This page is a work in progress. Stay tuned! You can also contact me if you want to know when I update this info.

Back in December of 2022, I needed a warp-weighted loom for a demo. The process of creating one can be found in this post. After I wrote the blog post, the woman who helped me create it asked if we could work together to make my version available for sale. She — Jennifer Marcus of Fiber Paintings Studio — wanted to name it after me, because I’d changed her original loom so much. Jennifer has been wonderful to work with, and I’m excited we can offer a portable warp-weighted loom (WWL) that doesn’t require woodworking knowledge to set up.

Buy the loom HERE and get extra heddle bars/holders HERE.

Loom, unwarped, with new heddle holders.
Warped, with old-style heddle holders. This is the version I modified on my own, before the collab.

Besides the parts that come with the loom, you’ll also need:

  • Small weights, about 6-8oz (175-225g) each
  • Cotton or linen twine to make heddle loops with

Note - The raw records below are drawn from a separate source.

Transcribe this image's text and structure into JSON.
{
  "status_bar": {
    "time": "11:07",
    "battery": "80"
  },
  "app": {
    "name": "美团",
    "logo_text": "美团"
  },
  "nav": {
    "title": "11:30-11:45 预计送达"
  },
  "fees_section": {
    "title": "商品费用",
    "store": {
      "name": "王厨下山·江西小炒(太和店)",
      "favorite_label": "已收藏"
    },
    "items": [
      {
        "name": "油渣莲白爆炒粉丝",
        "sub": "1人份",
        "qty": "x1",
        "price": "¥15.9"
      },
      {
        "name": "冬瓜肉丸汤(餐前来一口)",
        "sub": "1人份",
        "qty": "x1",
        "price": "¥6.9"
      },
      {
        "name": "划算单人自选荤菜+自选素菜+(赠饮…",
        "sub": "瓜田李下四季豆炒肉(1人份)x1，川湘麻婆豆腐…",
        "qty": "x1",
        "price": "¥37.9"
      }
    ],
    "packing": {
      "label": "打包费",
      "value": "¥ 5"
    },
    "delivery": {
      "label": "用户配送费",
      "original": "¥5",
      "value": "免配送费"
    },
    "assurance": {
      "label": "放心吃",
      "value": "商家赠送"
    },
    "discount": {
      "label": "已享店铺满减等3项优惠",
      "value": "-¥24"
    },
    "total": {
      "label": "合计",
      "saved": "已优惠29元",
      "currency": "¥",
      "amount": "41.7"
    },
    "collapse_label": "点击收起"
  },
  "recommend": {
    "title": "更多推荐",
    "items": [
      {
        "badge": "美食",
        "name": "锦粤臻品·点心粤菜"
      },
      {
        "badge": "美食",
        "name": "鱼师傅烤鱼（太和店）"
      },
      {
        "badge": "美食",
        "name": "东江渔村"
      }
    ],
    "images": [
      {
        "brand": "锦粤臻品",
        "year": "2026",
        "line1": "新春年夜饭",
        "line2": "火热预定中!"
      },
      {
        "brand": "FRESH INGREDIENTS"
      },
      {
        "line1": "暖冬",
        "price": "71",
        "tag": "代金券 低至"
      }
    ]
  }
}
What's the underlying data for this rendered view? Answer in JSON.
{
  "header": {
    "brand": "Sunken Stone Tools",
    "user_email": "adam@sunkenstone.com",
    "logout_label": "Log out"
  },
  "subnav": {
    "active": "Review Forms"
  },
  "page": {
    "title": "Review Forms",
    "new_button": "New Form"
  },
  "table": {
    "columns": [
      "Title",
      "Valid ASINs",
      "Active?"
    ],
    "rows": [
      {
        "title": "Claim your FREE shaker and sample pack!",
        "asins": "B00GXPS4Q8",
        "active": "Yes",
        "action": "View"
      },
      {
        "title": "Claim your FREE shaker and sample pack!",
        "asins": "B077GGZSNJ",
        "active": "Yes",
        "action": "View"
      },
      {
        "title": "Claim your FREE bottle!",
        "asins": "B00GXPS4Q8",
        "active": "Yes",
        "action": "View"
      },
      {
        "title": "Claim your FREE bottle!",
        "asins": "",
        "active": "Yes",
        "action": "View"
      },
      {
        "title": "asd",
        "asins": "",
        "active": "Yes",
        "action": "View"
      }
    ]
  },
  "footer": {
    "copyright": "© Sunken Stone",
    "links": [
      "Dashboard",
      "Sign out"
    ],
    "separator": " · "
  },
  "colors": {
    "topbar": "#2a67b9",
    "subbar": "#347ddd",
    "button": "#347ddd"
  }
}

I’m going to put together a tutorial, but for now please search for “warp weighted loom” on YouTube. The principles are the same.

I “invented” the top roller bar (I’m sure I’m not the first or even millionth person to have this idea) so you can make fabric longer than the height of the loom. The warp hangs from the bar, with the brakes resting behind the top beam.

When you want to roll up the fabric onto the beam, just carefully remove the twine holding it in place; roll the woven fabric up enough that the brakes are behind the top frame; then put the ends of the beam back in the twine. It’s a little clumsy, I know. Jennifer and I are open to better ideas, but it does work.

I’m in the process of warping with three heddle bars; this will give me four sheds, which means I can weave four-shaft patterns like 2/2 twill. You can buy addition heddle bars (with holders) from Jennifer. I’ll post pictures soon.